The liberal, then, is one who sees 'both sides' of the issue and shies away from 'extremism' in any form. He wants to change the heart of the racist without ceasing to be his friend; he wants progress without conflict. Therefore, when he sees blacks engaging in civil disobedience and demanding 'Freedom Now,' he is disturbed. Black people know who the enemy is, and they are forcing the liberal to take sides. But the liberal wants to be a friend, that is, enjoy the rights and privileges pertaining to whiteness and also work for the 'Negro.' He wants change without risk, victory without blood.
The liberal white man is a strange creature; he verbalizes the right things. He intellectualizes on the racial problem beautifully. He roundly denounces racists, conservatives, and the moderately liberal. Sometimes, in rare moments and behind closed doors, he will even defend Rap Brown or Stokely Carmichael. Or he may go so far as to make the statement: 'I will let my daughter marry one,' and this is supposed to be the absolute evidence that he is raceless.
But he is still white to the very core of his being. What he fails to realize is that there is no place for him in this war of survival. Blacks do not want his patronizing, condescending words of sympathy. They do not need his concern, his 'love,' his money. It is that which dehumanizes; it is that which enslaves. Freedom is what happens to a man on the inside; it is what happens to a man's being.
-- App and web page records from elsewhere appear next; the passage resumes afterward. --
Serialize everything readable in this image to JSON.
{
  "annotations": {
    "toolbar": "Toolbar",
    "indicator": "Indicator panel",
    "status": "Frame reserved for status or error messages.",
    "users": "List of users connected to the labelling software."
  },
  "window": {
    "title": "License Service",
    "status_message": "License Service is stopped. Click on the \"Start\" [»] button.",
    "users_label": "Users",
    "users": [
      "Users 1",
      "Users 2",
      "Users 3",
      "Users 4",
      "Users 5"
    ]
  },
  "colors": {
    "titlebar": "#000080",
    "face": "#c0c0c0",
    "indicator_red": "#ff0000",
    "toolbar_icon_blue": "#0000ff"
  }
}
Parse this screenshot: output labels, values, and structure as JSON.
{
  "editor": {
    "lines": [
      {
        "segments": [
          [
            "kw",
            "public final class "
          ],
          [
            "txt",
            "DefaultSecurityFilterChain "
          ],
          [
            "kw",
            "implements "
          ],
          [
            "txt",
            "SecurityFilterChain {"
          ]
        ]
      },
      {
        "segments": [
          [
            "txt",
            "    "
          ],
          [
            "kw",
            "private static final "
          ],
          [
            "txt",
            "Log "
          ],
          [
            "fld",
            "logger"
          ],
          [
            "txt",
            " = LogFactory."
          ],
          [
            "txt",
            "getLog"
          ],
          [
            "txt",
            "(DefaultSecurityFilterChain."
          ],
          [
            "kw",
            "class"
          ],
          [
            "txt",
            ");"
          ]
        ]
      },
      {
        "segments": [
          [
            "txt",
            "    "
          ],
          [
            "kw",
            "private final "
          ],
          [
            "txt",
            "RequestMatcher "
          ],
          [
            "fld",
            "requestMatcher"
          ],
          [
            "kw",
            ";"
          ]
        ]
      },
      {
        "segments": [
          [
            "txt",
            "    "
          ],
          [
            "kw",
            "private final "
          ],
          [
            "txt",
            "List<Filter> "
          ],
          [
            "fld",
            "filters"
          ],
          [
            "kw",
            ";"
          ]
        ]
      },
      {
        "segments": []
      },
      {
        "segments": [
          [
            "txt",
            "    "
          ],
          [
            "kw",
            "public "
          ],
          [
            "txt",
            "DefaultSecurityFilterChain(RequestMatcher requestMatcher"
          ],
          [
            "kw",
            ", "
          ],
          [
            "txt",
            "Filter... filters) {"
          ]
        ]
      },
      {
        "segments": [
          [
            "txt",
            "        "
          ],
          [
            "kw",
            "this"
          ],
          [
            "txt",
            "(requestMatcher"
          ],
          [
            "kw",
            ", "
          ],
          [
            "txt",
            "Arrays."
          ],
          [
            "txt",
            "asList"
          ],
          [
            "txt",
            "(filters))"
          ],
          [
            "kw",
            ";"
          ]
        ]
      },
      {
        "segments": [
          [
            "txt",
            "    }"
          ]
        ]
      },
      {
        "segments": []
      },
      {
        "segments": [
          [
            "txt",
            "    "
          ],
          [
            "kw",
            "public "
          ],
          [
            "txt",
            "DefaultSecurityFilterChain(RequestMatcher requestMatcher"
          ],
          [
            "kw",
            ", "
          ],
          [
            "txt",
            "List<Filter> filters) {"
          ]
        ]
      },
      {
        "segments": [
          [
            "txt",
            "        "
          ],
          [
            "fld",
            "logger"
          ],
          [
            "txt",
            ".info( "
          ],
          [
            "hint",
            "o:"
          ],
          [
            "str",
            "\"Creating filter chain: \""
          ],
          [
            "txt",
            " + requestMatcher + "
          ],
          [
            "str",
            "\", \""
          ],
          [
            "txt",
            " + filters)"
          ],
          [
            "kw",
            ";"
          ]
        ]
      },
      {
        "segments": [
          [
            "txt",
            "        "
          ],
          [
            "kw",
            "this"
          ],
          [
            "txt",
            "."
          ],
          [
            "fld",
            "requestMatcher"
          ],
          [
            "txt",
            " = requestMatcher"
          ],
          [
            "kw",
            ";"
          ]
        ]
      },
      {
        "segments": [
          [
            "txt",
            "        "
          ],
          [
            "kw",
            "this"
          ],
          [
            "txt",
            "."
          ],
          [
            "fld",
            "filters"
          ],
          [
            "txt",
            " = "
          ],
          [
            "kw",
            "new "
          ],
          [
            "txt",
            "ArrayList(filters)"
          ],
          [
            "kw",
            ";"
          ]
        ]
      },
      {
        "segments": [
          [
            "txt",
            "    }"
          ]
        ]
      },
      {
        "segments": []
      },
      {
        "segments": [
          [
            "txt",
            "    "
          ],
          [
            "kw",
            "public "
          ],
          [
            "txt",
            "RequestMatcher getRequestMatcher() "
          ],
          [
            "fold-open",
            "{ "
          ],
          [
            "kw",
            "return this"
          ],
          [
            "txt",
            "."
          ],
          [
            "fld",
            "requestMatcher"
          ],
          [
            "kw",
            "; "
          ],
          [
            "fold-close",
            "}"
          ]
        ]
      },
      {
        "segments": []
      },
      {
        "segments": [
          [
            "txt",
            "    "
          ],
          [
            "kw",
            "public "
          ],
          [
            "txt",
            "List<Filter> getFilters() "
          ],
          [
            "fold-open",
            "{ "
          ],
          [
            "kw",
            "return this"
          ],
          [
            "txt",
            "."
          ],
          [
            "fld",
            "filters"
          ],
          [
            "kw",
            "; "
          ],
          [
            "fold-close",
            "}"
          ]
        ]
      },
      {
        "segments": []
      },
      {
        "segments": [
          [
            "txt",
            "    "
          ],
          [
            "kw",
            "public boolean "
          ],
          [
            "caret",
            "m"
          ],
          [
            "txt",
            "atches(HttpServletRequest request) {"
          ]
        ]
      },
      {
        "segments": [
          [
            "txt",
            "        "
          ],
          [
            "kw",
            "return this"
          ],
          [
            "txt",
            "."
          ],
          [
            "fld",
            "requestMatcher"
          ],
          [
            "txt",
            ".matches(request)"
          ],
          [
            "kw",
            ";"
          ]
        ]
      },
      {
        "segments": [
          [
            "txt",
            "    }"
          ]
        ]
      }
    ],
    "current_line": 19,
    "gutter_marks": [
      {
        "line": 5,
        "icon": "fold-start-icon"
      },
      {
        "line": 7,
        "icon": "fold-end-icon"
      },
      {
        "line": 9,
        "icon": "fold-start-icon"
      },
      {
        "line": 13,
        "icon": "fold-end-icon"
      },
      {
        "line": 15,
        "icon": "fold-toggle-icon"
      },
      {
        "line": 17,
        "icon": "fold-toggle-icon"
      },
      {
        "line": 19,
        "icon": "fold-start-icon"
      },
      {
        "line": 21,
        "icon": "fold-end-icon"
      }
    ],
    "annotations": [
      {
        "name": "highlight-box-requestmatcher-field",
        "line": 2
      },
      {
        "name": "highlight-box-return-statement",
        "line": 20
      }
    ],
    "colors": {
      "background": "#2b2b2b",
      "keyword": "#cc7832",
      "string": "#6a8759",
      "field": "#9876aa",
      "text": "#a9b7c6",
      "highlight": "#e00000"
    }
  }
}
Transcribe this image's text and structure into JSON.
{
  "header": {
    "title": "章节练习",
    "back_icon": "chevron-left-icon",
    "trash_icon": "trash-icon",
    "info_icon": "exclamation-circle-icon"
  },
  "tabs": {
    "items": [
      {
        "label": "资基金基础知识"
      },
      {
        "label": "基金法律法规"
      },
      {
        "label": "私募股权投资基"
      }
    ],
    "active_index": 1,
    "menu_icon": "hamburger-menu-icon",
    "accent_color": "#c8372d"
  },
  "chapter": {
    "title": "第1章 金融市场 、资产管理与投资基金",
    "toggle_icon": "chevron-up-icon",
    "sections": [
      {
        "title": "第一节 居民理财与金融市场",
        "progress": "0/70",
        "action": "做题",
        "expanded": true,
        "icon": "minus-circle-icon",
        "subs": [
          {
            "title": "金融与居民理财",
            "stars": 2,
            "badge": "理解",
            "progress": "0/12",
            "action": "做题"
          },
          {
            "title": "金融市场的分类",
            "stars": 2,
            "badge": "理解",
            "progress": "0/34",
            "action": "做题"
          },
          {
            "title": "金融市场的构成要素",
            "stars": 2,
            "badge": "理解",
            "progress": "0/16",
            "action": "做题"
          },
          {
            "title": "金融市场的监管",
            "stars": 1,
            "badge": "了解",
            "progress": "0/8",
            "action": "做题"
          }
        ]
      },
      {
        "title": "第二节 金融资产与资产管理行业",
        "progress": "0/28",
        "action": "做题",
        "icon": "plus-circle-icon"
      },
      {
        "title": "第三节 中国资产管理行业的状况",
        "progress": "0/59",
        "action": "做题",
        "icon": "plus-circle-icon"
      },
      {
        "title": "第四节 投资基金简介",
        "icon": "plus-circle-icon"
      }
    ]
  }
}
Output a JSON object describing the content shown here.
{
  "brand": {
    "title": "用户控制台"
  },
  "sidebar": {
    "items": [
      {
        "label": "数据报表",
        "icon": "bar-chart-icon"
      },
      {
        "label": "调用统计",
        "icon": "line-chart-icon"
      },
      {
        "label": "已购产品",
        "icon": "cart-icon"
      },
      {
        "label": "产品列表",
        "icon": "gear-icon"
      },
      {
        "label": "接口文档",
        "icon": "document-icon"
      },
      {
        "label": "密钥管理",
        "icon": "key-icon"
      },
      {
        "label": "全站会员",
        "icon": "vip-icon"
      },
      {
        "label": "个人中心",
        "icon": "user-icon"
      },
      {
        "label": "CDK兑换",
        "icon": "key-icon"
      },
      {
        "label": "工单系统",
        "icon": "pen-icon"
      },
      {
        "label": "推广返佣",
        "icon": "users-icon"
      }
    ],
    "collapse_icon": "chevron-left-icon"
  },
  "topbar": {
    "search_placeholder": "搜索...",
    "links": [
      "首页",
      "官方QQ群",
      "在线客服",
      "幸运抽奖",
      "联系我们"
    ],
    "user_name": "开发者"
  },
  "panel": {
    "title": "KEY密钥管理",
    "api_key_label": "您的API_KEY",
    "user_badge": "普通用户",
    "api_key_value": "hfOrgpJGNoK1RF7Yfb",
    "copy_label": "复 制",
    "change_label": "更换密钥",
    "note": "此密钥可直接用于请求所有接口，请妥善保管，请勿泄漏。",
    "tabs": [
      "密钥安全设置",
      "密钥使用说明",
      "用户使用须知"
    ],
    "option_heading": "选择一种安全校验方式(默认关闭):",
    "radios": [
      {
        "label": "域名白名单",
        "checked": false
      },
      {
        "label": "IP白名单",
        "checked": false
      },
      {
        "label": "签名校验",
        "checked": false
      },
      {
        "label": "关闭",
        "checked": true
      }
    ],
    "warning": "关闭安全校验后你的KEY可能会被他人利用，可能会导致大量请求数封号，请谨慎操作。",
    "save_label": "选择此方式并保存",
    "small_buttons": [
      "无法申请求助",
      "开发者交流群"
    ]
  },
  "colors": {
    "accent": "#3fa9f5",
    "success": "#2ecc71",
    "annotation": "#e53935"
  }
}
It has nothing to do with voting, marching, picketing, or rioting - though all may be manifestations of it. No man can give me freedom or 'help' me get it. A man is free when he can determine the style of his existence in an absurd world; a man is free when he sees himself for what he is and not as others define him. He is free when he determines the limites of his existence. And in this sense Sartre is right: 'Man is freedom'; or, better yet, man 'is condemned to be free.' A man is free when he accepts the responsibility for his own acts and knows that they involve not merely himself but all men. No one can 'give' or 'help get' freedom in that sense.
In this picture the liberal can find no place. His favorite question when backed against the wall is "What can I do?" One is tempted to reply, like Malcolm X did to the white girl who asked the same question, "Nothing." What the liberal really means is, 'What can I do and still receive the same privileges as other whites and - this is the key - be liked by Negroes?' Indeed the only answer is "Nothing." However, there are place in the Black Power picture for "radicals," that is, for men, white or black, who are prepared to risk life for freedom. There are places for the John Browns, men who hate evil and refuse to tolerate it anywhere."- James Cone, Black Theology and Black Power, 28.
Cone's words about what accounts for true radicals reminds me of a clip I saw a few days ago of Cornel West on Bill Maher where another panelist accused him of offering mere "beautiful soundbites" in his rejection of American corporate greed. West nearly jumped over the table when he replied, "It is not a soundbite when I give my life for it!"